- **ABOUT THIS EXERCISE**:
Each record that follows should be repeated exactly, with no pictures carried over.
____ DATA
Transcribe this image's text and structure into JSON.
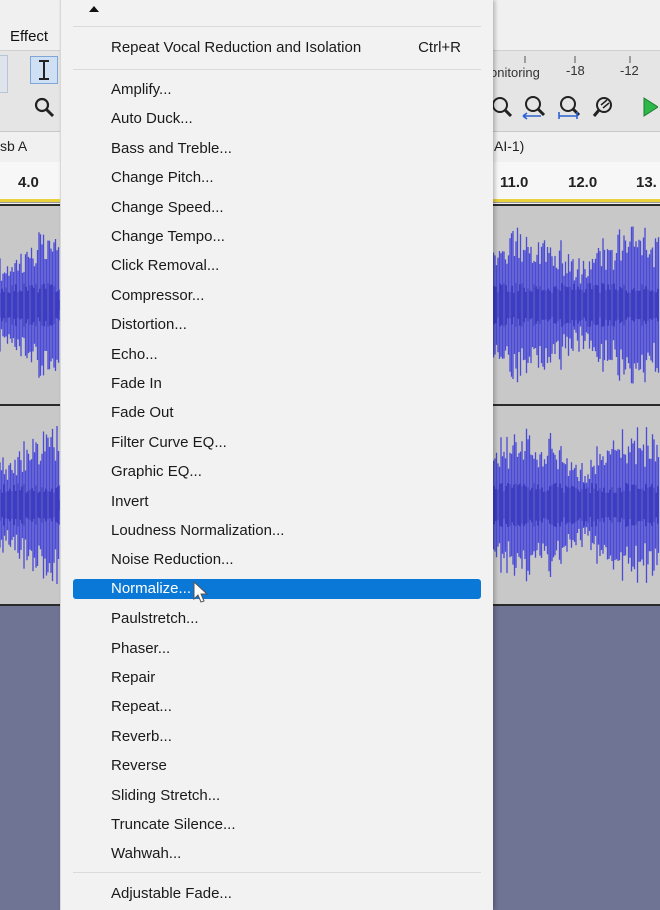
{
  "menubar": {
    "effect_label": "Effect"
  },
  "toolbar": {
    "meter_label": "onitoring",
    "meter_ticks": [
      "-18",
      "-12"
    ]
  },
  "device_bar": {
    "left_text": "sb A",
    "right_text": "AI-1)"
  },
  "ruler": {
    "ticks": [
      "4.0",
      "11.0",
      "12.0",
      "13."
    ]
  },
  "effect_menu": {
    "repeat_item": {
      "label": "Repeat Vocal Reduction and Isolation",
      "shortcut": "Ctrl+R"
    },
    "items": [
      "Amplify...",
      "Auto Duck...",
      "Bass and Treble...",
      "Change Pitch...",
      "Change Speed...",
      "Change Tempo...",
      "Click Removal...",
      "Compressor...",
      "Distortion...",
      "Echo...",
      "Fade In",
      "Fade Out",
      "Filter Curve EQ...",
      "Graphic EQ...",
      "Invert",
      "Loudness Normalization...",
      "Noise Reduction...",
      "Normalize...",
      "Paulstretch...",
      "Phaser...",
      "Repair",
      "Repeat...",
      "Reverb...",
      "Reverse",
      "Sliding Stretch...",
      "Truncate Silence...",
      "Wahwah..."
    ],
    "highlighted_index": 17,
    "bottom_item": "Adjustable Fade..."
  },
  "colors": {
    "highlight": "#0a78d7",
    "waveform": "#4b4bd6",
    "track_bg": "#c8c8c8",
    "empty_area": "#6f7394"
  },
  "icons": [
    "select-tool-icon",
    "zoom-tool-icon",
    "zoom-in-icon",
    "zoom-out-icon",
    "fit-selection-icon",
    "zoom-toggle-icon",
    "play-icon",
    "mouse-pointer-icon"
  ]
}
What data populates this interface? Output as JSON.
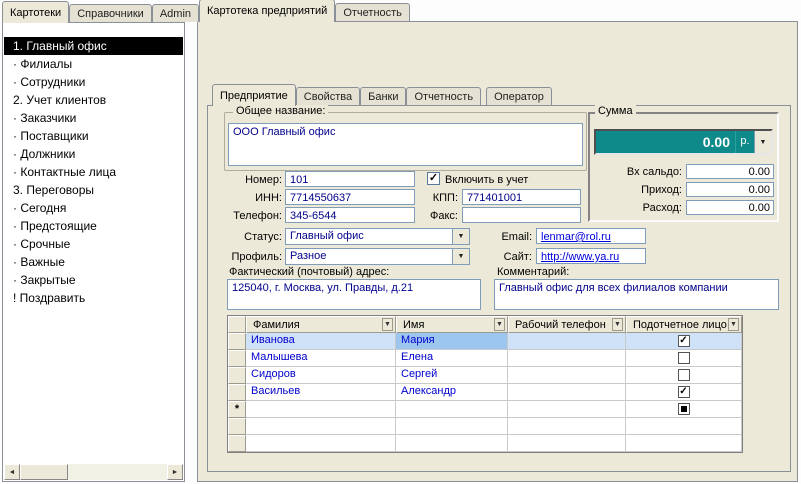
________
- **SOLUTION FOR THIS PROBLEM**:
Transcribe this image's text and structure into JSON.
{
  "menubar": {
    "effect_label": "Effect"
  },
  "toolbar": {
    "meter_label": "onitoring",
    "meter_ticks": [
      "-18",
      "-12"
    ]
  },
  "device_bar": {
    "left_text": "sb A",
    "right_text": "AI-1)"
  },
  "ruler": {
    "ticks": [
      "4.0",
      "11.0",
      "12.0",
      "13."
    ]
  },
  "effect_menu": {
    "repeat_item": {
      "label": "Repeat Vocal Reduction and Isolation",
      "shortcut": "Ctrl+R"
    },
    "items": [
      "Amplify...",
      "Auto Duck...",
      "Bass and Treble...",
      "Change Pitch...",
      "Change Speed...",
      "Change Tempo...",
      "Click Removal...",
      "Compressor...",
      "Distortion...",
      "Echo...",
      "Fade In",
      "Fade Out",
      "Filter Curve EQ...",
      "Graphic EQ...",
      "Invert",
      "Loudness Normalization...",
      "Noise Reduction...",
      "Normalize...",
      "Paulstretch...",
      "Phaser...",
      "Repair",
      "Repeat...",
      "Reverb...",
      "Reverse",
      "Sliding Stretch...",
      "Truncate Silence...",
      "Wahwah..."
    ],
    "highlighted_index": 17,
    "bottom_item": "Adjustable Fade..."
  },
  "colors": {
    "highlight": "#0a78d7",
    "waveform": "#4b4bd6",
    "track_bg": "#c8c8c8",
    "empty_area": "#6f7394"
  },
  "icons": [
    "select-tool-icon",
    "zoom-tool-icon",
    "zoom-in-icon",
    "zoom-out-icon",
    "fit-selection-icon",
    "zoom-toggle-icon",
    "play-icon",
    "mouse-pointer-icon"
  ]
}
What data populates this interface? Output as JSON.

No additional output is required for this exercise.